Collected data
== == ==
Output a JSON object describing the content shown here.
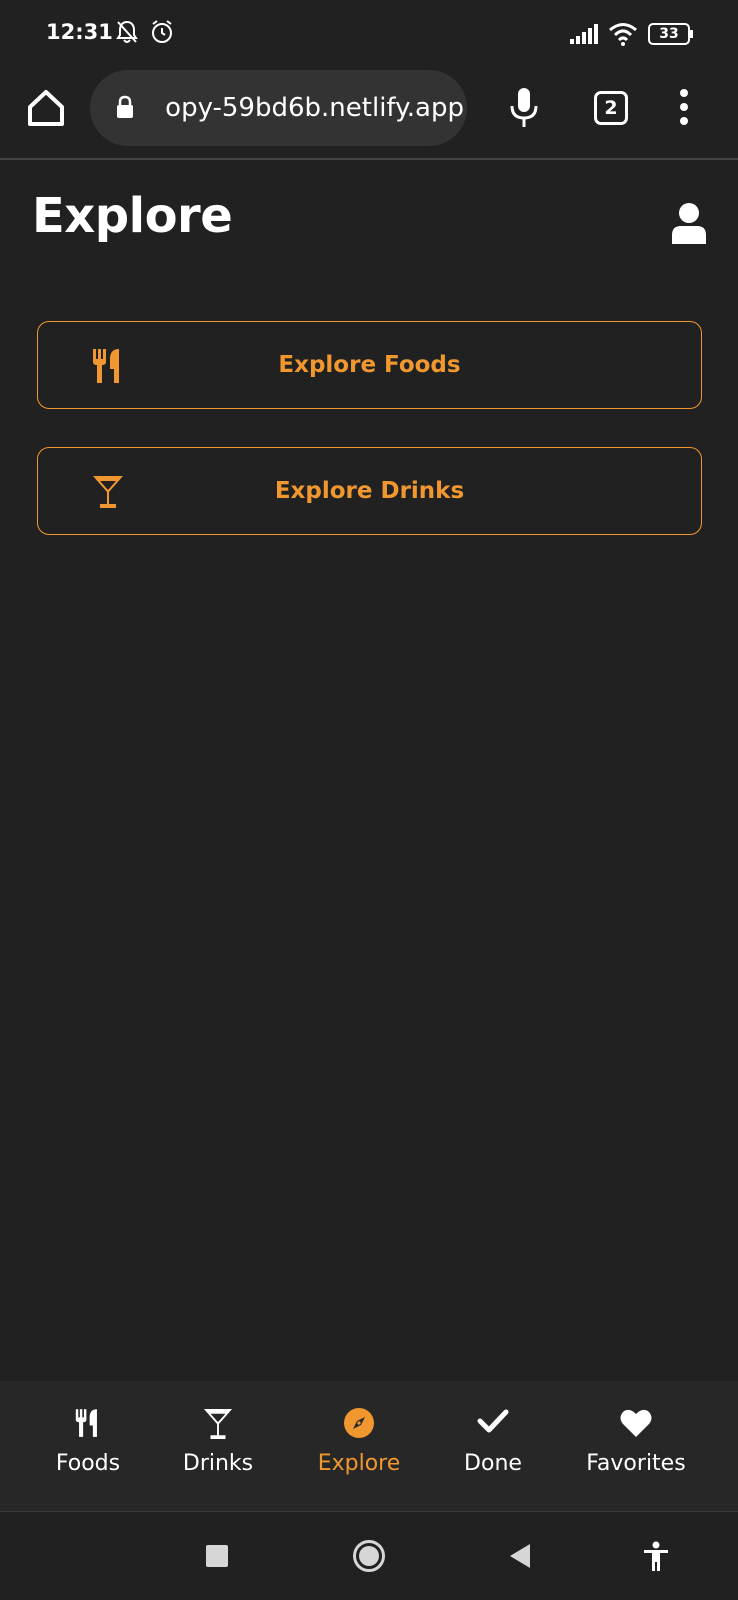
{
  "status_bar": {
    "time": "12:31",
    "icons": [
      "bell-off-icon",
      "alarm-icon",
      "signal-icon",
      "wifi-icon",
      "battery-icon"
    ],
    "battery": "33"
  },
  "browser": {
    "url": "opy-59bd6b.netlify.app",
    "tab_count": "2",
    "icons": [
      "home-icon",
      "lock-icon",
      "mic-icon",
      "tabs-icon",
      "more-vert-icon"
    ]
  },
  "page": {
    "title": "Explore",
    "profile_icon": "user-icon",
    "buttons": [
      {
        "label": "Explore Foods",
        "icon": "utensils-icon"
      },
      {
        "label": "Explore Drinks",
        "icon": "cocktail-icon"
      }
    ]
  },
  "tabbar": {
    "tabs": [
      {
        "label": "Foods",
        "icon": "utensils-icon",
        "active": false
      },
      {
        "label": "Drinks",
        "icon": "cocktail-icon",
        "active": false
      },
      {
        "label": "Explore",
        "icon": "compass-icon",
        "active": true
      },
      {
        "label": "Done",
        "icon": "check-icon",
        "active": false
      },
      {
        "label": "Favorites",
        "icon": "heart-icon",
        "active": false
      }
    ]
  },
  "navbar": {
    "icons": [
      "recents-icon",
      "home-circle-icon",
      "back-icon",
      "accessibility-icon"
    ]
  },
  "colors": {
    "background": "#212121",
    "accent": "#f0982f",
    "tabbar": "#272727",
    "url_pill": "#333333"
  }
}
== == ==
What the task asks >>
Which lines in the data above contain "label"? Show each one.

Worked solution >>
        "label": "Explore Foods",
        "label": "Explore Drinks",
        "label": "Foods",
        "label": "Drinks",
        "label": "Explore",
        "label": "Done",
        "label": "Favorites",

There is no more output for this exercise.